=== Begin Enclosure ===

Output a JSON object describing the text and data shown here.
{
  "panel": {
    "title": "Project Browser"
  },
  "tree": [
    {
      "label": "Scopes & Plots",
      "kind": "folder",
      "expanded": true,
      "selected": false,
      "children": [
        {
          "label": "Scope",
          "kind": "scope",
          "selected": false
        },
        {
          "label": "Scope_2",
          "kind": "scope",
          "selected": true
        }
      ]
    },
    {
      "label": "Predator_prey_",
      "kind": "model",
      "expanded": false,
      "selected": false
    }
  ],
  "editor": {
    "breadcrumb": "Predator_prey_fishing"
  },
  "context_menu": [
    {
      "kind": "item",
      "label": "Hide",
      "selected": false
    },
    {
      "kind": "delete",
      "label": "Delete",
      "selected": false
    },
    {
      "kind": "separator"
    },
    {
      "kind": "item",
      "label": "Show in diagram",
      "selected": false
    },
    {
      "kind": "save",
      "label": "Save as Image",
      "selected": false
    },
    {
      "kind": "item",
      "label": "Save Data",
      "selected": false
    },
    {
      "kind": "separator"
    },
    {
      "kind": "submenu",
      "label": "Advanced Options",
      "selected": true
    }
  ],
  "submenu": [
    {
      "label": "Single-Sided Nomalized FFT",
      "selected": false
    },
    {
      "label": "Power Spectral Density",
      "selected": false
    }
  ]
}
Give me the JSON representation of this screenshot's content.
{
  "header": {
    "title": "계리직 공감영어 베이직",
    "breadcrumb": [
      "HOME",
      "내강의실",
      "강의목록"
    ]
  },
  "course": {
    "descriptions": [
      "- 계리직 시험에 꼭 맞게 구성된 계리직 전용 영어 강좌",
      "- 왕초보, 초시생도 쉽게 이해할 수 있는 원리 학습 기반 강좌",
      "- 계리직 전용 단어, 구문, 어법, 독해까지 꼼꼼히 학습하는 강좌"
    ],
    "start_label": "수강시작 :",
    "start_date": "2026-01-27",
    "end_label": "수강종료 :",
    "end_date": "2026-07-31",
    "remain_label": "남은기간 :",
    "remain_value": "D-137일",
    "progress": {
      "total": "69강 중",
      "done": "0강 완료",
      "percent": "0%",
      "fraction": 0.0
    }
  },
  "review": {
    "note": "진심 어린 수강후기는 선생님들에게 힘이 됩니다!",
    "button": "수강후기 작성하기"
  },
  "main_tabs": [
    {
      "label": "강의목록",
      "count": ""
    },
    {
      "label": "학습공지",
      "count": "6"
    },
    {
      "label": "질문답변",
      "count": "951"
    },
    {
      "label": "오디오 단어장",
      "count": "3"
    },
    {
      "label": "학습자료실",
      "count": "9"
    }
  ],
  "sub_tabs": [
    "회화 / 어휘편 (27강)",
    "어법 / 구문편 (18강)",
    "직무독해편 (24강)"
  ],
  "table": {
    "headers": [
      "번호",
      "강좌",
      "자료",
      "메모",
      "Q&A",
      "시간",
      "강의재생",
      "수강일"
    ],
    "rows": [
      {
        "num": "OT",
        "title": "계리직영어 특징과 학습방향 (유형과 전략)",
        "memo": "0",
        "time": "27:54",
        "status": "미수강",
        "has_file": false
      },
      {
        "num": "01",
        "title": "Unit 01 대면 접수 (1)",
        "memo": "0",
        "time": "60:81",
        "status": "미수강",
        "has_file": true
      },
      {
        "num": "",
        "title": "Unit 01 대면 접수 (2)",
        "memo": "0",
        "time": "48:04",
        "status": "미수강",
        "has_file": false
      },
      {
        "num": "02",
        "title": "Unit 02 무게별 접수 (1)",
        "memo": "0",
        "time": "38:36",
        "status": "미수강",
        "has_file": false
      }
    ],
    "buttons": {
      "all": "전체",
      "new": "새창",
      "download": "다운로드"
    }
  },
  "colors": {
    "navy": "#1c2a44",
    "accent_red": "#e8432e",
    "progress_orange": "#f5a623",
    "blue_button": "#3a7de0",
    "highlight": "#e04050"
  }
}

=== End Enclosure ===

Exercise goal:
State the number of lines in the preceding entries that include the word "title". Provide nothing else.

Finished exercise:
6